The chilliness of this response was a bit disheartening, but not terribly surprising. When I was an undergrad, it seemed whenever I mentioned my job-search anxieties, my professors and advisors would get a glassy look in their eyes and mutter something about the career center. Their gazes would drift toward their bookshelves or a folder of ungraded papers. And at the time, I could hardly blame them. These were people who'd published dissertations on Freud, written definitive volumes on Virginia Woolf. The language of real-world career preparation was a language they simply didn't speak.
And if they did say anything at all, it was usually a reiteration of the typical liberal arts defense, that graduating with a humanities degree, I could do anything: I could go on to earn a master's or a law degree or become an editor or a teacher.

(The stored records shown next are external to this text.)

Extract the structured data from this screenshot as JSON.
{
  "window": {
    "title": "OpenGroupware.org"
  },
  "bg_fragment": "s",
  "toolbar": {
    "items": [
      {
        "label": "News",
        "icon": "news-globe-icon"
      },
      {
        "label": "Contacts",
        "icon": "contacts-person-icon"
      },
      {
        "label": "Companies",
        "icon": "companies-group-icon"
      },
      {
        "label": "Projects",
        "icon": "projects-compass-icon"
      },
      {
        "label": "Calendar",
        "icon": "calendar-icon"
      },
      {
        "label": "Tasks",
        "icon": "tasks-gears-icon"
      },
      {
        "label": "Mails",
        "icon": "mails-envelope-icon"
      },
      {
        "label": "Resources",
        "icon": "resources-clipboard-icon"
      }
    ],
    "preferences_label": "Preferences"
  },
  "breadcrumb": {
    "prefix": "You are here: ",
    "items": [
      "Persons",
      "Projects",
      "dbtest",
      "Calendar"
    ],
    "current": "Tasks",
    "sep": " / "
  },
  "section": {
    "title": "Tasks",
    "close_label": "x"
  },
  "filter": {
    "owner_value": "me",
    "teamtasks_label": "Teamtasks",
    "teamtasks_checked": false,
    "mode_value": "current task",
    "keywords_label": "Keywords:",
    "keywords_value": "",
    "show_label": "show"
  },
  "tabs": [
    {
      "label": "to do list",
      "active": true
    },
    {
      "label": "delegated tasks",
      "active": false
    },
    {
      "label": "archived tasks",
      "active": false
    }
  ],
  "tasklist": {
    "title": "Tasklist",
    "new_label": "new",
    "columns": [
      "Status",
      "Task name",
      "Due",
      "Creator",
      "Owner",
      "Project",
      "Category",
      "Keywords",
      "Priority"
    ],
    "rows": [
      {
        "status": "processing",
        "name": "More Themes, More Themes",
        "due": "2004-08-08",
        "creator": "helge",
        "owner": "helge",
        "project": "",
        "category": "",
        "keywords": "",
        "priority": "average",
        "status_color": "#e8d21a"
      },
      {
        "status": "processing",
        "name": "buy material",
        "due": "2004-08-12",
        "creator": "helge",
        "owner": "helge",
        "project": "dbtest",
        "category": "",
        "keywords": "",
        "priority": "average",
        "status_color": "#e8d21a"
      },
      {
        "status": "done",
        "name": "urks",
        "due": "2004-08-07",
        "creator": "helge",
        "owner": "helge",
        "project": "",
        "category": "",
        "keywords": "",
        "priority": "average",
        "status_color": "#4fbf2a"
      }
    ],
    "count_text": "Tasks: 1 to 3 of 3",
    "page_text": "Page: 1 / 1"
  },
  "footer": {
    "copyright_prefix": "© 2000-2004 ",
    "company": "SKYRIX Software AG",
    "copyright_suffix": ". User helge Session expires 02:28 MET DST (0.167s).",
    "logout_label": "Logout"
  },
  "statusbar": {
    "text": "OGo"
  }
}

I could go into journalism or nonprofit work, apply to medical school or the foreign service. I could write books or learn to illustrate or bind them. I could start my own business, work as a consultant, get a job editing pamphlets for an alumni association or raise money for public radio. The possibilities were literally limitless. It was a like being 6 years old again and trying to decide if I'd become an astronaut or a ballerina. The advantage to a humanities degree, one professor insisted, was its versatility. In retrospect, though, I wonder if perhaps this was part of the problem, as well; freedom can promote growth, but it can also cause paralysis. Faced with limitless possibilities, a certain number of people will just stand still.
"So let me ask you something," my husband says, my wonderfully incisive husband who will let me get away with only so much bitterness. "If your school had forced you to declare a career plan or take an accounting class or study Web programming instead of contemporary lit, how would you have felt about it at the time, without the benefit of hindsight?"
It's a good question, and the answer is, I probably would have transferred.
There were courses I took in college, courses in Renaissance literature and the anthropology of social progress and international relations of the Middle East and, of course, writing, that will, in all likelihood, never earn me a steady paycheck or a 401K, but which I would not trade for anything; there were lectures on Shakespeare and Twain and Joyce that I still remember, that I've dreamt about and that define my sensibility as a writer and a reader and a human being. Even now, knowing the lost years that followed, I still wouldn't trade them in.
A new Harvard study suggests that it's not an abandonment of the college curriculum that's needed, but a re-envisioning and better preparation. The study compares the U.S. system unfavorably to its European counterparts where students begin thinking about what sort of career they'll pursue and the sort of preparation they'll need for it in middle school. Could that be the answer?
At the end of my interview with Sarah Isham, she asks me if I might come back to Charlottesville to participate in an alumni career panel. "We always have a lot of students interested in media and writing and the arts. It would be wonderful," she says "to have you come and talk to them." She asks me this, and I can't help but laugh.
"I don't think I'd be much of a role model," I say. "I don't have what you'd call a high-powered career. I mostly do freelance work. Adjunct teaching. That sort of thing."
"Oh, that's fine," she insists. "Our students will love that. So many of them are terrified of sitting in a cubicle all day."
They should be so lucky, I think. But I would never say that -- not to them and not to my own students. They'll have plenty of time later to find out just what a degree is and isn't good for. Right now, they're in those four extraordinary, exceptional years where ideas matter; and there's not a thing I'd do to change that.